[[ Provided data open ]]

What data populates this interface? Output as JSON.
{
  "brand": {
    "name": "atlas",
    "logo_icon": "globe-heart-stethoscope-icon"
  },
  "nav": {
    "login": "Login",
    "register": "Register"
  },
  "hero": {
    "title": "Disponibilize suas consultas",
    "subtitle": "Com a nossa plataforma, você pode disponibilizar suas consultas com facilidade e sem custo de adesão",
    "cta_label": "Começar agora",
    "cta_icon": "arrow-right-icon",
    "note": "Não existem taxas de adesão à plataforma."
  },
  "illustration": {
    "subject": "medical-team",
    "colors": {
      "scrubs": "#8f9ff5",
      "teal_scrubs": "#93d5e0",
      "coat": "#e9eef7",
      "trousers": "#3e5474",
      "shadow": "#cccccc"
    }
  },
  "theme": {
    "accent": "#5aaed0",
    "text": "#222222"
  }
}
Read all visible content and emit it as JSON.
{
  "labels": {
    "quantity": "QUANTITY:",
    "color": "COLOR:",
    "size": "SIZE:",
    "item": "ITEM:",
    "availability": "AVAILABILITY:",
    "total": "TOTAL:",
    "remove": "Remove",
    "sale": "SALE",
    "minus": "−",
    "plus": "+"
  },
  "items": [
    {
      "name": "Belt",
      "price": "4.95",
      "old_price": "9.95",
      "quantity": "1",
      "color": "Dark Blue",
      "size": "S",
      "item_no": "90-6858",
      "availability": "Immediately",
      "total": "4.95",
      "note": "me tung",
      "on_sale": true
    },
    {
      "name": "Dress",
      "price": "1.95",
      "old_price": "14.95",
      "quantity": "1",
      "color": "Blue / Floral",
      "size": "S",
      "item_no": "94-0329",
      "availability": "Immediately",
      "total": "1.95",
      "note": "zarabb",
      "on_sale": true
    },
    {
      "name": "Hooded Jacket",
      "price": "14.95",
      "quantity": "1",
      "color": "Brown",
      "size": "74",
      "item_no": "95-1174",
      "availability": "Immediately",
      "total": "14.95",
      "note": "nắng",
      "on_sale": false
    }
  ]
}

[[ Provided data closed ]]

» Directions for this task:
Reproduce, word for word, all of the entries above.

» Output for this exercise:
What data populates this interface? Output as JSON.
{
  "brand": {
    "name": "atlas",
    "logo_icon": "globe-heart-stethoscope-icon"
  },
  "nav": {
    "login": "Login",
    "register": "Register"
  },
  "hero": {
    "title": "Disponibilize suas consultas",
    "subtitle": "Com a nossa plataforma, você pode disponibilizar suas consultas com facilidade e sem custo de adesão",
    "cta_label": "Começar agora",
    "cta_icon": "arrow-right-icon",
    "note": "Não existem taxas de adesão à plataforma."
  },
  "illustration": {
    "subject": "medical-team",
    "colors": {
      "scrubs": "#8f9ff5",
      "teal_scrubs": "#93d5e0",
      "coat": "#e9eef7",
      "trousers": "#3e5474",
      "shadow": "#cccccc"
    }
  },
  "theme": {
    "accent": "#5aaed0",
    "text": "#222222"
  }
}
Read all visible content and emit it as JSON.
{
  "labels": {
    "quantity": "QUANTITY:",
    "color": "COLOR:",
    "size": "SIZE:",
    "item": "ITEM:",
    "availability": "AVAILABILITY:",
    "total": "TOTAL:",
    "remove": "Remove",
    "sale": "SALE",
    "minus": "−",
    "plus": "+"
  },
  "items": [
    {
      "name": "Belt",
      "price": "4.95",
      "old_price": "9.95",
      "quantity": "1",
      "color": "Dark Blue",
      "size": "S",
      "item_no": "90-6858",
      "availability": "Immediately",
      "total": "4.95",
      "note": "me tung",
      "on_sale": true
    },
    {
      "name": "Dress",
      "price": "1.95",
      "old_price": "14.95",
      "quantity": "1",
      "color": "Blue / Floral",
      "size": "S",
      "item_no": "94-0329",
      "availability": "Immediately",
      "total": "1.95",
      "note": "zarabb",
      "on_sale": true
    },
    {
      "name": "Hooded Jacket",
      "price": "14.95",
      "quantity": "1",
      "color": "Brown",
      "size": "74",
      "item_no": "95-1174",
      "availability": "Immediately",
      "total": "14.95",
      "note": "nắng",
      "on_sale": false
    }
  ]
}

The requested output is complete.